(Umm, there is so much that is theologically aberrant, and Scripturally unfounded in that quote that, if she’s encountering that kind of demonic turmoil in her prayer life, the last thing she needs is the Daniel Prayer. It might be more helpful if someone tied her to the bed before her head starts spinning!)
It’s instructive to note the words of Scottish Reformer John Knox in consideration, though, of Lotz’s seemingly ongoing battle with the evil one. “I have never once feared the devil, but I tremble every time I enter the pulpit,” he wrote, indicating the awesome responsibility of rightly handling the Word of God – an endeavor that might just give Lotz less bouts of demonic interruption if she’d do it as well.
Returning to the “let’s pray and save America” theme, Lotz’s epilogue exposes further her misunderstanding of the world itself. “When it comes to our nation, we may think the real battle is with a political leader or a form of government or corporate greed or the purveyors of pornography or the abortionists or radical terrorists or the school board or the city council or whatever obvious, visible enemy we can name. While those are unquestionably real problems, the truth is that they are being manipulated by our adversary,” the devil.
Actually, when it comes to the world, they aren’t simply being “manipulated” by him, they belong to him. Jesus said, in John 8:44, “You are of your father the devil, and your will is to do your father’s desires.” The apostle John reiterated this in 1 John 5:20, “We know that we are from God, and the whole world lies in the power of the evil one.” Based on Scripture, then, it seems likely that the world will behave just about like it is. We probably shouldn’t expect sinners to act like saints.

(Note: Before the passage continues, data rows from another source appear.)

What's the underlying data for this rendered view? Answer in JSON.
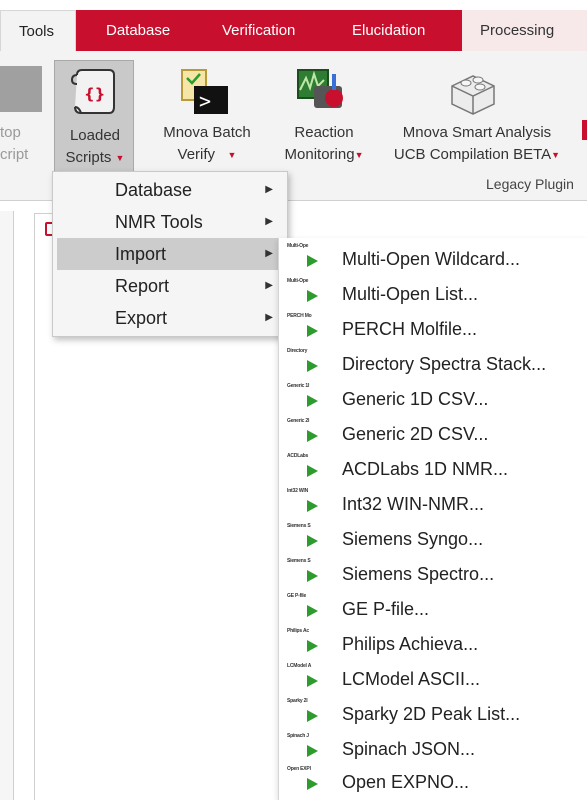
{
  "tabs": [
    {
      "label": "Tools",
      "state": "active"
    },
    {
      "label": "Database",
      "state": "normal"
    },
    {
      "label": "Verification",
      "state": "normal"
    },
    {
      "label": "Elucidation",
      "state": "normal"
    },
    {
      "label": "Processing",
      "state": "light"
    }
  ],
  "ribbon": {
    "stop_script": {
      "line1": "top",
      "line2": "cript"
    },
    "loaded_scripts": {
      "line1": "Loaded",
      "line2": "Scripts"
    },
    "batch_verify": {
      "line1": "Mnova Batch",
      "line2": "Verify"
    },
    "reaction_monitoring": {
      "line1": "Reaction",
      "line2": "Monitoring"
    },
    "smart_analysis": {
      "line1": "Mnova Smart Analysis",
      "line2": "UCB Compilation BETA"
    },
    "group_label": "Legacy Plugin"
  },
  "menu": {
    "items": [
      {
        "label": "Database",
        "has_submenu": true
      },
      {
        "label": "NMR Tools",
        "has_submenu": true
      },
      {
        "label": "Import",
        "has_submenu": true,
        "highlighted": true
      },
      {
        "label": "Report",
        "has_submenu": true
      },
      {
        "label": "Export",
        "has_submenu": true
      }
    ]
  },
  "submenu": {
    "items": [
      {
        "label": "Multi-Open Wildcard...",
        "thumb": "Multi-Ope"
      },
      {
        "label": "Multi-Open List...",
        "thumb": "Multi-Ope"
      },
      {
        "label": "PERCH Molfile...",
        "thumb": "PERCH Mo"
      },
      {
        "label": "Directory Spectra Stack...",
        "thumb": "Directory"
      },
      {
        "label": "Generic 1D CSV...",
        "thumb": "Generic 1I"
      },
      {
        "label": "Generic 2D CSV...",
        "thumb": "Generic 2I"
      },
      {
        "label": "ACDLabs 1D NMR...",
        "thumb": "ACDLabs"
      },
      {
        "label": "Int32 WIN-NMR...",
        "thumb": "Int32 WIN"
      },
      {
        "label": "Siemens Syngo...",
        "thumb": "Siemens S"
      },
      {
        "label": "Siemens Spectro...",
        "thumb": "Siemens S"
      },
      {
        "label": "GE P-file...",
        "thumb": "GE P-file"
      },
      {
        "label": "Philips Achieva...",
        "thumb": "Philips Ac"
      },
      {
        "label": "LCModel ASCII...",
        "thumb": "LCModel A"
      },
      {
        "label": "Sparky 2D Peak List...",
        "thumb": "Sparky 2I"
      },
      {
        "label": "Spinach JSON...",
        "thumb": "Spinach J"
      },
      {
        "label": "Open EXPNO...",
        "thumb": "Open EXPI"
      }
    ]
  },
  "colors": {
    "accent": "#c8102e",
    "play": "#2e9b2e",
    "highlight": "#cccccc"
  }
}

Here’s the truth about spiritual warfare. It doesn’t happen out there in the world. The world already – temporarily – belongs to the enemy. Instead, spiritual warfare happens in churches. It happens in pews. It even happens in pulpits. It happens every time a false teacher or a false teaching goes unchallenged by believers, allowed to “creep in” the fellowship of Christ’s followers, and tolerated until those once subtle deceptions and falsehoods blossom forth into alleged truth.
This is precisely what the cumulative nonsense of The Daniel Prayer represents. It’s the fruit of falsehoods, born of poor – or no – doctrine or theology, and ought to be utterly rejected by the true church.
This book is an epic of errors and a danger to doctrine. In the words of spiritual warfare, you might consider this false fodder to be a grenade of experiential mysticism, “prove-God” emotionalism, and man-exalting theology tossed at what will be, no doubt, a craving crowd of eager, Biblically-illiterate, discernment-free, contemplative-prone “Christians.”
Please, avoid this book and stay on the narrow path. Read the Bible. Think. And please, please … pray without ceasing. Your prayers may not save America or stop abortion or insure the sanctity of marriage, but they will show your obedience to His Word. Besides, our Father wants to hear YOUR prayer, not Daniel’s. He’s already heard that one.
Contributed by Bud Ahlheim